Seeing the writing on the wall, even Coun. Donovan Cavers didn’t vote for his own motion Tuesday.
Cavers followed up on a notice of motion from last week that called for development cost charges to be levied on recreation facilities, fire protection and policing.
Currently, developers pay DCCs to go toward roads, water, sewer and other infrastructure to help cover the cost of growth related to their construction.
Cavers wanted the Union of B.C. Municipalities to lobby Victoria to amend the Local Government Act that would allow cities and regional districts to expand the areas where DCCs could be used.
The growth and expansion that new home construction indicates also means there’s more need for services such as police and fire and recreation, he said.
While some council members said they understood Cavers’ point, they wouldn’t jump on board with his cause.
Coun. Tina Lange said the City has a great relationship with builders and developers, who contribute to the community. They charge $10,000 per new home already, she said.
“I don’t want to rock that boat."
Coun. Marg Spina also disagreed with raising DCCs and noted that people from out of town don’t pay any more than local residents to use recreation facilities and other amenities. And the federal and provincial governments often contribute grants to those facilities as well.
“To ask one group, the developers, to cough up more because someone from another area of the city or another town wants to use our facilities, that just wouldn't fly.”
Coun. Pat Wallace boiled it down: “I believe the perception would be we're sticking it to the developers and I don't think that's what we're trying to say. If this passed, we'd see our building stats at zero. I don't think someone would drive another nail here.”
Cavers said he’d like to see it explored at a provincial level. Growth for its own sake isn’t as popular an idea as it once was, and research shows there’s a point where newcomers put a burden on residents who are already settled in a community.
Coun. Nancy Bepple agreed with his idea of limited growth, but also said the City isn’t required to provide pools, rinks or even fire service beyond inspections. She felt the official community plan would be the place to deal with growth impacts in those areas.
When Mayor Peter Milobar weighed in, saying DCCs are a complicated formula already and this would add more layers, Cavers caved.
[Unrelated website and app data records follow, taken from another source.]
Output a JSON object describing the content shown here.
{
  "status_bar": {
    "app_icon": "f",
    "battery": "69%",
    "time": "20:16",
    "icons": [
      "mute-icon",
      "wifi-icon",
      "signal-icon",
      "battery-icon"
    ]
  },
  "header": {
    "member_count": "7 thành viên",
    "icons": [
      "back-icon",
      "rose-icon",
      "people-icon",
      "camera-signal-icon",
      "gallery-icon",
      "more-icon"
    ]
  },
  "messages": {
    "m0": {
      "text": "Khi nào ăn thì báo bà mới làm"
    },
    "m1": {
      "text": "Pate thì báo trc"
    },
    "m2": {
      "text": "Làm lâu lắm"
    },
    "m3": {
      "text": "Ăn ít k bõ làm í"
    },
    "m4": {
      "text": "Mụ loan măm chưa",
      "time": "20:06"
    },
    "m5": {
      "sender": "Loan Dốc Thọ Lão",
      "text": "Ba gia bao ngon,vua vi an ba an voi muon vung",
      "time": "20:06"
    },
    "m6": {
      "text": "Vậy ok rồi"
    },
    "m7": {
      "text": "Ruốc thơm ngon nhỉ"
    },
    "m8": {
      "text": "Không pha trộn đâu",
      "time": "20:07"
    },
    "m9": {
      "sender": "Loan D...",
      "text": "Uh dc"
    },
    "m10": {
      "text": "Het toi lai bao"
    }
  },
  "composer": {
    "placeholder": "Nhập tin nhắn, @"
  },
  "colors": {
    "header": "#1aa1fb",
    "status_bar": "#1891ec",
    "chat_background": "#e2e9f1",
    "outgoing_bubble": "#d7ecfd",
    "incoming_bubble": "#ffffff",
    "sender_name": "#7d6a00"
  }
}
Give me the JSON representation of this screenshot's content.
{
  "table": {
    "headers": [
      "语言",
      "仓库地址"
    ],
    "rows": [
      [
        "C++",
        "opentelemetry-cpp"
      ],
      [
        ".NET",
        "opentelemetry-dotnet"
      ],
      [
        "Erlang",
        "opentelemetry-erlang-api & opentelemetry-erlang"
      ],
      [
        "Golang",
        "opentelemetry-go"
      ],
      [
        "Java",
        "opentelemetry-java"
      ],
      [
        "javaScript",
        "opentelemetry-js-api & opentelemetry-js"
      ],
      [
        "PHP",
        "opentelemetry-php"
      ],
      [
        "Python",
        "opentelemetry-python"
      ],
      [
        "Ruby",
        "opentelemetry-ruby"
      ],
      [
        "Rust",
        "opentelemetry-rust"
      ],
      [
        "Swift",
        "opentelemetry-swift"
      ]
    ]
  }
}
He offered to withdraw his motion, but Milobar said it would be better to have a vote to get it dealt with.
So all of council, including Cavers, voted against the motion.